Two mental health crises Thursday occurred 5 miles apart but had vastly different outcomes.
In the town of Culpeper, a 24-year-old man who’d barricaded himself in a residence received help.
But in a rural community of Culpeper County, an Army veteran received death.
Donald Francis Hairston, 44, was killed by police during a welfare check at his home, according to a story in the Culpeper Star-Exponent. Hairston met the same fate as a neighbor, Ellis Frye Jr., 62, who also was shot to death by a county deputy under similar circumstances on Thanksgiving.
Frye, like Hairston, was African American.
“There’s lots of questions from the Black community — and not just the Black community,” said Jamie Clancey, a member of the Culpeper Town Council.
Culpeper is among five areas in Virginia hosting pilot programs for the Marcus Alert, a framework for a statewide crisis response system approved this past fall by the Virginia General Assembly. Slated to be fully implemented by July 2026, the alert is named after Marcus-David Peters, who was fatally shot by a Richmond police officer in 2018 while experiencing a mental health crisis.
The law directs the Virginia Department of Behavioral Health and Developmental Services to work with the Virginia Department of Criminal Justice Services and local law enforcement to create the system and coordinate the response to a crisis. But it fails to limit police involvement in situations where there is no immediate safety threat or regulate their use of lethal weapons when responding, as initially proposed.
The outcomes in Culpeper are exactly what were feared by Princess Blanding, Peters’ sister and a candidate for governor. She says the Marcus Alert leaves too much discretion to police, lacks accountability and will perpetuate the sort of inconsistent outcomes evidenced in Culpeper.
Blanding is so unhappy with the legislation bearing her brother’s name that she denounced it during a ceremonial signing of the bill by Gov. Ralph Northam in December. Lawmakers, as they seem to be doing a lot lately, called it “a start.”
The pilot protocols have not been established in the area that includes Culpeper. But Blanding says the pilot would have resulted in the same lethal outcomes for Hairston and Frye, “because it’s so subjective and so watered down.”
An employee in the Culpeper County Sheriff’s Office referred my inquiries to the Virginia State Police, which is investigating both shootings at the request of Sheriff Scott Jenkins.
State Police Sgt. Brent Coffey said via email that Hairston barricaded himself inside his residence.
“Despite the deputies’ attempts to communicate with Hairston in an effort to de-escalate the situation, Hairston exited the residence armed with a gun. He discharged the firearm and then pointed the firearm at the deputies. A deputy fired and struck Hairston, who succumbed to his injuries at the scene.”
The town of Culpeper’s Police Department, in a release after Thursday’s incident, said officers forced entry into the barricaded room “and successfully deployed less lethal options,” secured a homemade weapon from the man and took him into custody. The man was eventually transported to Novant Health UVA Culpeper Medical Center for a mental health evaluation.

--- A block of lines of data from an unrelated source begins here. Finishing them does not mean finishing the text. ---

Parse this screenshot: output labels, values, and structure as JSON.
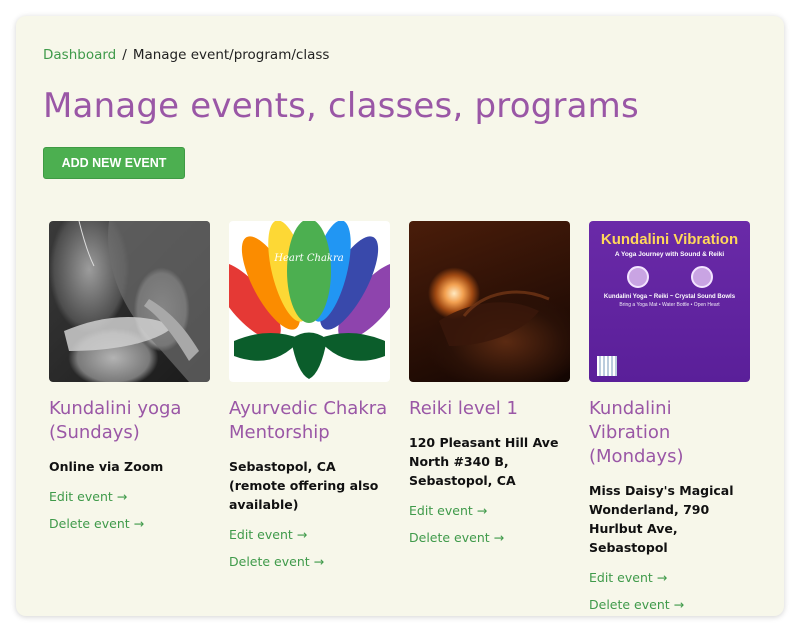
{
  "breadcrumb": {
    "home": "Dashboard",
    "separator": "/",
    "current": "Manage event/program/class"
  },
  "page": {
    "title": "Manage events, classes, programs",
    "add_button": "ADD NEW EVENT"
  },
  "colors": {
    "panel_bg": "#f7f7ea",
    "accent_purple": "#9a57a6",
    "accent_green": "#4caf50",
    "link_green": "#3f9a4a"
  },
  "events": [
    {
      "title": "Kundalini yoga (Sundays)",
      "location": "Online via Zoom",
      "edit_label": "Edit event →",
      "delete_label": "Delete event →"
    },
    {
      "title": "Ayurvedic Chakra Mentorship",
      "location": "Sebastopol, CA (remote offering also available)",
      "edit_label": "Edit event →",
      "delete_label": "Delete event →",
      "thumb_text": "Heart Chakra"
    },
    {
      "title": "Reiki level 1",
      "location": "120 Pleasant Hill Ave North #340 B, Sebastopol, CA",
      "edit_label": "Edit event →",
      "delete_label": "Delete event →"
    },
    {
      "title": "Kundalini Vibration (Mondays)",
      "location": "Miss Daisy's Magical Wonderland, 790 Hurlbut Ave, Sebastopol",
      "edit_label": "Edit event →",
      "delete_label": "Delete event →",
      "thumb_title": "Kundalini Vibration",
      "thumb_subtitle": "A Yoga Journey with Sound & Reiki",
      "thumb_line": "Kundalini Yoga ~ Reiki ~ Crystal Sound Bowls",
      "thumb_footer": "Bring a Yoga Mat • Water Bottle • Open Heart"
    }
  ]
}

“We are grateful for this peaceful resolution to such a dangerous and unpredictable situation,” Culpeper Police Chief Chris Jenkins said in the release. “I’m proud of my officers for following their mental health crisis training and making all attempts to de-escalate this situation. We are relieved that this young man is alive and we hope he receives all of the support and services needed to make a full recovery.”
Jim LaGraffe, executive director of Rappahannock Rapidan Community Services, said each mental health crisis is unique; he could not draw any conclusions from events in Culpeper without being at the scene.
But Clancey and other Culpeper residents say the cultures of the town police and county sheriff’s department are starkly different — a reality that buttresses Blanding’s concerns about inconsistencies and uneven applications.
Culpeper town police walked and knelt with Black Lives Matter protesters during a demonstration this past year.
The sheriff’s office, meanwhile, posted on its Facebook page in September that “Antifa and the Black Lives Matter movement is not peaceful and at their heart are violent.” It also posted spurious claims against BLM, including a story — debunked by The Roanoke Times — of a violent attack by Black Lives Matter demonstrators in the Star City.
The sheriff’s office had some trust building to do, even before these two shootings. County families, particularly Black families, will have some hard choices to make the next time a loved one is in the throes of a mental health crisis.
A statewide mental health crisis response system can’t work without trust. And that trust can’t be built on a pile of dead bodies.